Ferran displays Alma’s physical frailty in her opening scene as a quivering, nervous wreck of a child with respiratory problems. In moments of stress, or perhaps when the inner woman threatens to surface, these recur in later life, increasingly as a symptom of the mental conditioning and stifling morality that Alma’s upbringing has imposed on her. Ferran personifies the propriety and spiritual aspirations of a young woman who sounds more like an aging spinster. Needham espouses the ungodliness of John and challenges her in a meticulously controlled performance of a frustrated, drunken, womanising individual with a rational mind. They are two wonderfully controlled and beautifully interwoven performances that with great subtlety manage the profound changes that occur in their characters up to the last minute. At the end they are able to see the world through the other’s eyes, but by then each has moved on.
Occupying the stage for almost the entirety of two acts there are times when the play seems to be a duologue, but the interventions of other characters critically add to the drama, provide context and change the pace. Mason forcefully displays the controlling, interfering influence of two fathers, while Crane provides some humorous and observant interjections, indicating that all is not lost in her condition. Anjana Vasan, meanwhile, amongst other roles, proves to be an alluring temptress. Adding a sensitive and lighter moment of hope in the final scene, Seb Carrington in his West End debut provides a refreshing injection of new blood into this enclosed community.
Writing to Margo Jones, the first director of Summer and Smoke, Williams observed that the play ‘deals with intangibles which need plastic expression far more than verbal’. He supplied plenty of the latter and but also gave some ‘essential points’ for the set.

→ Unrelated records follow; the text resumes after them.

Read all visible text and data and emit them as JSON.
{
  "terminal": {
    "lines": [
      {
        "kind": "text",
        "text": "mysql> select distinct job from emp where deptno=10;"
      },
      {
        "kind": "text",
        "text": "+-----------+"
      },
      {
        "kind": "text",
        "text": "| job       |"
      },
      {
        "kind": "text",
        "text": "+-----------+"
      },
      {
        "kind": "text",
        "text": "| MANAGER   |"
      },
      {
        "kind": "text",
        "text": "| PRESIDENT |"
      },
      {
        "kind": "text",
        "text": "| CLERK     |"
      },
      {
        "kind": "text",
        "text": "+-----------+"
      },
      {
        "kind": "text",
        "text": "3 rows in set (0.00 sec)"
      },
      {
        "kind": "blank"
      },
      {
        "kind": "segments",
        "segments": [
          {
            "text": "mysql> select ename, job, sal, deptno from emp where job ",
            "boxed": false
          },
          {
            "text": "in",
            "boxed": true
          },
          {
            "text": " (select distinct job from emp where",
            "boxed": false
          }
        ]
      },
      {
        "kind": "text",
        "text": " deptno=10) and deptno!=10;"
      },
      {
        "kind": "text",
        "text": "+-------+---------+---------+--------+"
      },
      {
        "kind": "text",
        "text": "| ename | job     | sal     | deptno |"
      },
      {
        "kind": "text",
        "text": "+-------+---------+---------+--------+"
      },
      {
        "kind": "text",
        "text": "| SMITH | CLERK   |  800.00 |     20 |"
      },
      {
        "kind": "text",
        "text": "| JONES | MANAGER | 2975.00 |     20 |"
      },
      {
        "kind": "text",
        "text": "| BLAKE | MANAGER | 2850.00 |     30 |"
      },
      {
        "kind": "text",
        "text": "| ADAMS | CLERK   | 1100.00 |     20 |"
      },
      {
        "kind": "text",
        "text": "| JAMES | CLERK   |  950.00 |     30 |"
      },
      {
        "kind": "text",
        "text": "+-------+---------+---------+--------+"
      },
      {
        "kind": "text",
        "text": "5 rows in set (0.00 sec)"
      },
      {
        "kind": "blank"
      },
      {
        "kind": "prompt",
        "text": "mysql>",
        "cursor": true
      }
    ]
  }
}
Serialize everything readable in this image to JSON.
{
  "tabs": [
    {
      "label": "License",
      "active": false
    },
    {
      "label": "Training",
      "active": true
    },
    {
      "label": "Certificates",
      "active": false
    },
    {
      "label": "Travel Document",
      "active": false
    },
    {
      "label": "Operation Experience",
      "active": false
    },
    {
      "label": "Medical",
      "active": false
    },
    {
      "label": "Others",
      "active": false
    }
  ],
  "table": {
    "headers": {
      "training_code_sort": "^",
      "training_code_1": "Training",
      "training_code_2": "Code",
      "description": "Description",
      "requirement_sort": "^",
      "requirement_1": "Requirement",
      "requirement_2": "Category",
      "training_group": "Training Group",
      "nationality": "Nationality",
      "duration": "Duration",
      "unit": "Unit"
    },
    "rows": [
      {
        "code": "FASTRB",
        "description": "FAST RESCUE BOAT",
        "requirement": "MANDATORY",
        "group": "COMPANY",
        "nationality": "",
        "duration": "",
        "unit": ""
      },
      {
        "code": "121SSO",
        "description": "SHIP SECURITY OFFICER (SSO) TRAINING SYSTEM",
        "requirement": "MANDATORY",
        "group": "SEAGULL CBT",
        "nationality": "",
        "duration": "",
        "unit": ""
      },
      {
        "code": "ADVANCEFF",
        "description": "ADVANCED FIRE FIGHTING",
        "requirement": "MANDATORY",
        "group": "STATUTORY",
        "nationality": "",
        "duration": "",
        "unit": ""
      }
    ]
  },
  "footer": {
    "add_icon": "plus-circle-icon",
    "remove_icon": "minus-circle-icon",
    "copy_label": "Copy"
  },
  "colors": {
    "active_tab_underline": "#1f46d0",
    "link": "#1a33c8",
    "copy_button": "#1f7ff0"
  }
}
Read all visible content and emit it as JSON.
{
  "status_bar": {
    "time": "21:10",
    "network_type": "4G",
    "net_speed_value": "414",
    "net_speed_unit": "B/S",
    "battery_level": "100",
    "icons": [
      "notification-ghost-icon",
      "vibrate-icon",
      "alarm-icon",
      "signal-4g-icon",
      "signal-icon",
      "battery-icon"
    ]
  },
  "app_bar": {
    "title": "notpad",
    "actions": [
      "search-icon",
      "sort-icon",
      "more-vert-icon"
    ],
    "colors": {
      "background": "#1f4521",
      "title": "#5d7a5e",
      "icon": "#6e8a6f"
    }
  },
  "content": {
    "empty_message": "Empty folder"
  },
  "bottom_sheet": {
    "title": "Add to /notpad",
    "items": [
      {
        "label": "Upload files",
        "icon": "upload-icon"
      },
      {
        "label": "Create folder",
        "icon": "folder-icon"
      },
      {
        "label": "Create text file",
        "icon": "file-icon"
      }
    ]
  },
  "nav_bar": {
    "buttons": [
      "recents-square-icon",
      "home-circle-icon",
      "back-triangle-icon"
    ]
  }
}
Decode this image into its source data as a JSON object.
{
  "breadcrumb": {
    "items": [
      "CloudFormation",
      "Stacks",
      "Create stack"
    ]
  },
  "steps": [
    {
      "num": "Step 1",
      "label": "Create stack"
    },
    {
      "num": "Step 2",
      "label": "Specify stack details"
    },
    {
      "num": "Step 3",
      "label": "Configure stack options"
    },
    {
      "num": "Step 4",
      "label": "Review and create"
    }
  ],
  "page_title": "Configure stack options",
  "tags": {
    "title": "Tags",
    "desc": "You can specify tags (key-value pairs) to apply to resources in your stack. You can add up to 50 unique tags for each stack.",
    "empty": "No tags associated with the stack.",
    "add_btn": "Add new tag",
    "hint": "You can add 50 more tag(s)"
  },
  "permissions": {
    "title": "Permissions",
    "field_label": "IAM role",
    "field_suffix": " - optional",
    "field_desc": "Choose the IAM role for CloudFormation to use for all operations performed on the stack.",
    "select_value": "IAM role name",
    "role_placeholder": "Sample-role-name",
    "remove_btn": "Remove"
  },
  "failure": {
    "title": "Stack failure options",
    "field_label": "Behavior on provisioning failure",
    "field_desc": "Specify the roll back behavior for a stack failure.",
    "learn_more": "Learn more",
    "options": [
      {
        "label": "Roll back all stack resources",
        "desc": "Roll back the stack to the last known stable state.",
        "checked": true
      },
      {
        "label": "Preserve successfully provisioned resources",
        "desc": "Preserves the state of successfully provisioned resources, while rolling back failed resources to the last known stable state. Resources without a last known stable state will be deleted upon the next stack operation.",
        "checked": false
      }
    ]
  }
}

Look in vain for any of those. The staging team with design by Tom Scutt, lighting by Lee Curran, sound by Carolyn Downing and composition by Angus MacRae have surely been far more influenced by Williams’ other observations that he wanted a ‘harmonious whole like one complete picture’, concluding that ‘an imaginative designer may solve these plastic problems in a variety of ways and should not feel bound by any of my specific suggestions’. This staging has been stripped back to wooden chairs and bare brick walls. An intriguing semicircle of seven pianos provide sounds that heighten the tensions and discords of this drama as well as separating scenes. Lighting reflects the changing moods and movements create the sense of space and location.
Frecknall has created a surprising, captivating, fulfilling and original interpretation of Summer and Smoke that is perhaps everything that Williams might have hoped for.